# Work required:
Without copying the images, write out all the entries below verbatim.
········
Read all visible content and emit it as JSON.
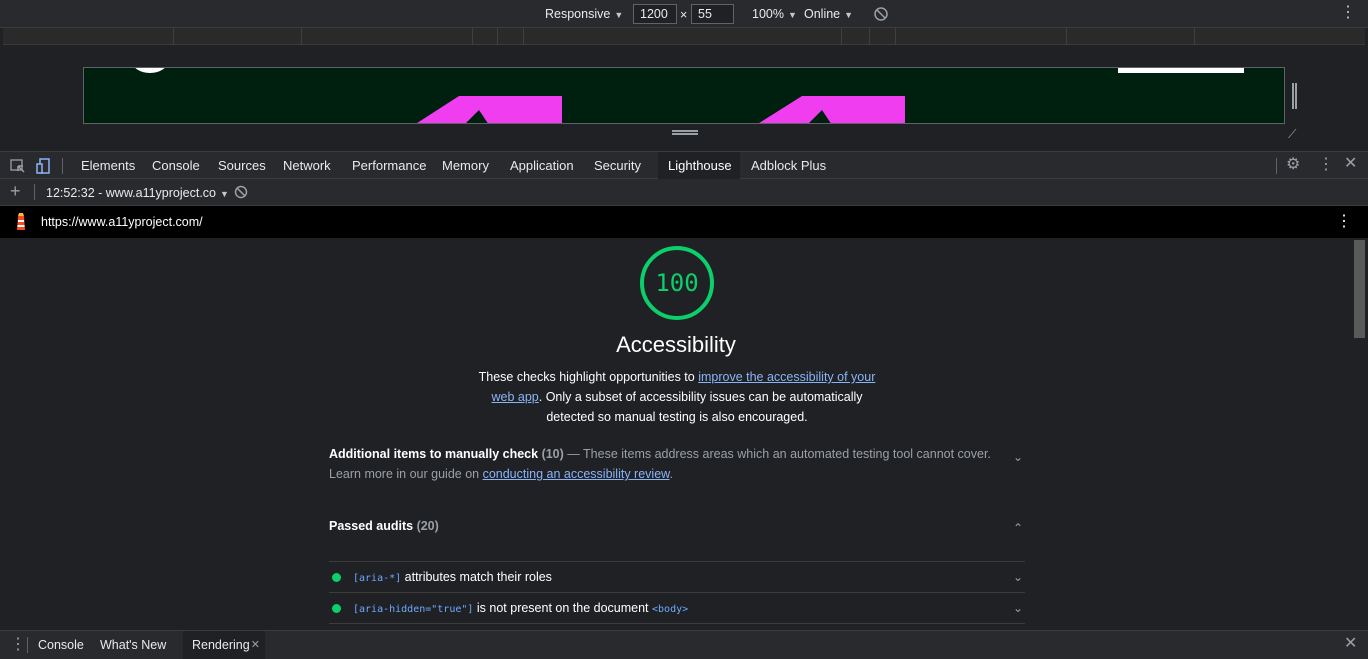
{
  "device_toolbar": {
    "device": "Responsive",
    "width": "1200",
    "times": "×",
    "height": "55",
    "zoom": "100%",
    "throttle": "Online"
  },
  "devtools_tabs": [
    "Elements",
    "Console",
    "Sources",
    "Network",
    "Performance",
    "Memory",
    "Application",
    "Security",
    "Lighthouse",
    "Adblock Plus"
  ],
  "active_tab": "Lighthouse",
  "report_selector": "12:52:32 - www.a11yproject.co",
  "report_url": "https://www.a11yproject.com/",
  "category": {
    "score": "100",
    "title": "Accessibility",
    "desc_before": "These checks highlight opportunities to ",
    "desc_link": "improve the accessibility of your web app",
    "desc_after": ". Only a subset of accessibility issues can be automatically detected so manual testing is also encouraged."
  },
  "manual_group": {
    "title": "Additional items to manually check",
    "count": "(10)",
    "dash": "—",
    "desc": " These items address areas which an automated testing tool cannot cover. Learn more in our guide on ",
    "link": "conducting an accessibility review",
    "end": "."
  },
  "passed_group": {
    "title": "Passed audits",
    "count": "(20)"
  },
  "audits": [
    {
      "code": "[aria-*]",
      "text": " attributes match their roles",
      "code2": ""
    },
    {
      "code": "[aria-hidden=\"true\"]",
      "text": " is not present on the document ",
      "code2": "<body>"
    }
  ],
  "drawer_tabs": [
    "Console",
    "What's New",
    "Rendering"
  ],
  "drawer_active": "Rendering",
  "colors": {
    "pass": "#0cce6b",
    "link": "#8ab4f8",
    "viewport_bg": "#00200f",
    "shape_magenta": "#f13df0"
  }
}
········
# Task output:
Read all visible content and emit it as JSON.
{
  "device_toolbar": {
    "device": "Responsive",
    "width": "1200",
    "times": "×",
    "height": "55",
    "zoom": "100%",
    "throttle": "Online"
  },
  "devtools_tabs": [
    "Elements",
    "Console",
    "Sources",
    "Network",
    "Performance",
    "Memory",
    "Application",
    "Security",
    "Lighthouse",
    "Adblock Plus"
  ],
  "active_tab": "Lighthouse",
  "report_selector": "12:52:32 - www.a11yproject.co",
  "report_url": "https://www.a11yproject.com/",
  "category": {
    "score": "100",
    "title": "Accessibility",
    "desc_before": "These checks highlight opportunities to ",
    "desc_link": "improve the accessibility of your web app",
    "desc_after": ". Only a subset of accessibility issues can be automatically detected so manual testing is also encouraged."
  },
  "manual_group": {
    "title": "Additional items to manually check",
    "count": "(10)",
    "dash": "—",
    "desc": " These items address areas which an automated testing tool cannot cover. Learn more in our guide on ",
    "link": "conducting an accessibility review",
    "end": "."
  },
  "passed_group": {
    "title": "Passed audits",
    "count": "(20)"
  },
  "audits": [
    {
      "code": "[aria-*]",
      "text": " attributes match their roles",
      "code2": ""
    },
    {
      "code": "[aria-hidden=\"true\"]",
      "text": " is not present on the document ",
      "code2": "<body>"
    }
  ],
  "drawer_tabs": [
    "Console",
    "What's New",
    "Rendering"
  ],
  "drawer_active": "Rendering",
  "colors": {
    "pass": "#0cce6b",
    "link": "#8ab4f8",
    "viewport_bg": "#00200f",
    "shape_magenta": "#f13df0"
  }
}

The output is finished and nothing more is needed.